The world in which my grandchildren are going to become adults is going to become unrecogniseable from the world we live in today and this transformation is going to be driven by corporate America; that is where you need to invest your money and as the rest of the world understands how badly the mixed economy favoured in Europe is failing us there are going to be dramatic political repurcussions. I am already starting to call Kier Starmer, Kier Thatcher because of the signs that he recognises this new reality and if he has any sense he is going to do his best to live up to that nickname and let the crazies, both left and right, moan and scream as much as they like.
Time to Slash Taxes
If I was Rishi I would really slash taxes in the next budget. What has he got to lose – for starters scrap Inheritance tax, stop charging tourists VAT and cut corporation tax to 10pc and promise that the next taxes to go or at least be cut sharply if the Tories are re-elected will be those on income and capital.
Make the UK a tax haven and if Russian mafiosi come to live here so what. The Cubans kicked out the mafia and look who they ended up with; there is nobody worse than a bad guy who thinks he is a good guy. I am thinking of you, Oliver Cromwell , Lenin, Mao Tse-tung, Fidel Castro and the rest of your ghastly crew.
Remember Gladstone and let money fructify in the pockets of the people. The Victorian era was the greatest period of growth ever seen in Great Britain and that didn’t happen because of a bunch of bureaucrats. How I would love W. E. Gladstone to be our next prime minister.
As it happens his grandson, E. W. Gladstone was my headmaster when I was a prefect at Lancing College back in the dim and distant past and what a civilised guy he was. I learned from him what a wonderful drink port was.
XLK is an ETF which is all about technology. It had a lean period from 2000 (the peak of the Internet bubble) to 2009 (the trough of the banking crisis). Since then it has been in a strong uptrend with an incredible run from 2009 to 2021.
The interesting question is what is happening now. I think there is a good case for saying that the last two years, when technology shares especially were hit by the sharp rise in interest rates and bond yields, was a mid-term consolidation. If this is right the shares could be just at the beginning of another huge rise.

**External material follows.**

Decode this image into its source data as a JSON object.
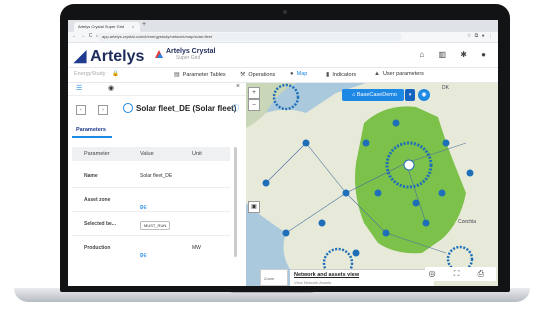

One could calculate a long term target for these shares of $1450, which would make them an exciting investment.
TECL v QQQ3
That is without leverage. TECL is an ETF which offers similar sector exposure but with three times leverage and daily rebalancing.
The performance of TECL is insane. Between 2009 and 2021 the shares rose a staggering 468 times. Talk about WOW!
One problem with TECL is that you cannot buy them on IG. As always in this situation I go back to my old faithful QQQ3. Between December 2012 (the launch date) and the 2021 peak QQQ3 rose 90 times. This is better than TECL over the same period so no problem – forget TECL and just buy QQQ3 as I keep recommending.
SPDR Select Sector Technology. XLK. Buy @ $191
Wisdomtree Nasdaq 100 3x Daily Leveraged. QQQ3. Buy @ $150
I am not recommending any of the other shares featured in this issue because Coca-Cola and Intel are not ready, Microsoft has been well covered in past alerts and TECL is not available for buying.